Millions of people use Microsoft Excel to organize and calculate data. And because Excel is popular around the world, it's available in many different languages and versions. However, there are also many regional differences when it comes to certain tasks in Excel, including separating arguments, writing numbers, and function names.
For example, we use the U.S. English version of Excel in our Microsoft Office tutorials, so you may notice that some things work slightly differently in your version. Let's take a look at some of the most important things that can vary if you're using Excel in another language or version.
In many versions of Excel—including the U.S. English version—arguments in a formula are separated by a comma, as in the example below:
=VLOOKUP("Photo frame", A2:B16, 2, FALSE)
But in many countries, arguments must instead be separated by a semicolon, like this:
=VLOOKUP("Photo frame"; A2:B16; 2; FALSE)
There are many ways to write out various numbers and dates, and their format will vary depending on your region. For example, in the United States, decimal numbers are written with a period, as in the example below:
But in many countries, decimal numbers are written with a comma, like this:
There is a similar type of variation with numbers that use the thousandths place. In the U.S., this is typically written with a comma, like this:
In other countries, it's often written like this:
You'll typically need to use the standard formatting in your country when entering values like this in Excel. The same is true for calendar dates. For example, dates in the U.S. are usually written as month/day/year. For example, May 25, 2016 would be written like this:
But in most countries, it will typically be written as day/month/year, like this:
Excel has hundreds of functions to perform different types of calculations. However, the exact name of any function will depend on your computer's language settings. For example, the SUM function is written as SOMME in French, SUMME in German, and SUMA in Spanish. Check out some of the resources below to learn more about language-specific function names:

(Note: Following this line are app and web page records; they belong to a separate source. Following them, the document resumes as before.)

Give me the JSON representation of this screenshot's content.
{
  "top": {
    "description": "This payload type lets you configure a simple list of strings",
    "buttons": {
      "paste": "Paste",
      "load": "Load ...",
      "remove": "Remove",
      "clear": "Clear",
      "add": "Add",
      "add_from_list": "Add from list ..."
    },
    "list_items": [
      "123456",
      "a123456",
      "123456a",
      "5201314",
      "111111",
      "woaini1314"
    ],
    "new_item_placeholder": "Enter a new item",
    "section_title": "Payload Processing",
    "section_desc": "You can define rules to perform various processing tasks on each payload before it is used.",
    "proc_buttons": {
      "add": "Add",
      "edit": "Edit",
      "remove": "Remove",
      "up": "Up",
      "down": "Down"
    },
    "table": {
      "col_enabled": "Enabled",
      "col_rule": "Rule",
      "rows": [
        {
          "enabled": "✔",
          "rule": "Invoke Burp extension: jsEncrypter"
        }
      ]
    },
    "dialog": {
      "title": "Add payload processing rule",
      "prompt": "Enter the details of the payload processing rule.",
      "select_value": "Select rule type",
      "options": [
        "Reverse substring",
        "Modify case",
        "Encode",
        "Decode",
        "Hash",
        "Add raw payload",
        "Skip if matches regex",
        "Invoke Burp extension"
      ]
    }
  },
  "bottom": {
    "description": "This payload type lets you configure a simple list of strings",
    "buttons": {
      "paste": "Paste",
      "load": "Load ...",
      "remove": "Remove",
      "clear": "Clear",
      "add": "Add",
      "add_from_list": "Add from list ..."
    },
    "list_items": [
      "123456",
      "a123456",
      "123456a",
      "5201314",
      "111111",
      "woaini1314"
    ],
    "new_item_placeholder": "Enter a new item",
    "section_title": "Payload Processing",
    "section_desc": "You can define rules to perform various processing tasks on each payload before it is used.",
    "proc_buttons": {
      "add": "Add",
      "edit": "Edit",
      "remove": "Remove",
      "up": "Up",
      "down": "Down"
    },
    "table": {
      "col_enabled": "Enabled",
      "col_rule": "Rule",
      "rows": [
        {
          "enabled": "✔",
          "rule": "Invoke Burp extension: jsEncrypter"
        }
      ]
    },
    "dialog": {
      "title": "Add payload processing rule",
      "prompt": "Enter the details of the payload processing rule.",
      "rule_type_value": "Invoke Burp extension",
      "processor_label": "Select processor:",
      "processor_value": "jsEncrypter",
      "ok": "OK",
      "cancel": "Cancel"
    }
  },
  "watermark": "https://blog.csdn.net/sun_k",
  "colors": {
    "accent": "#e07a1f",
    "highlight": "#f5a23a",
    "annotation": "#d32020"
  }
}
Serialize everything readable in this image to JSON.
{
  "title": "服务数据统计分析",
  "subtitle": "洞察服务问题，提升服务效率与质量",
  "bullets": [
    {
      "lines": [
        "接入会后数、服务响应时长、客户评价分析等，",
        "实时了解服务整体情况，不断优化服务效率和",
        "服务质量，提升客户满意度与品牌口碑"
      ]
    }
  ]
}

To view or modify your language settings within Excel, go to File > Options > Language. From there, you can see what language you're currently using, add a new language, and more.
Unlike function names—which are determined by the language settings within Excel—your date and number settings are controlled by the operating system. Let's take a look at how to view and modify these settings in Windows.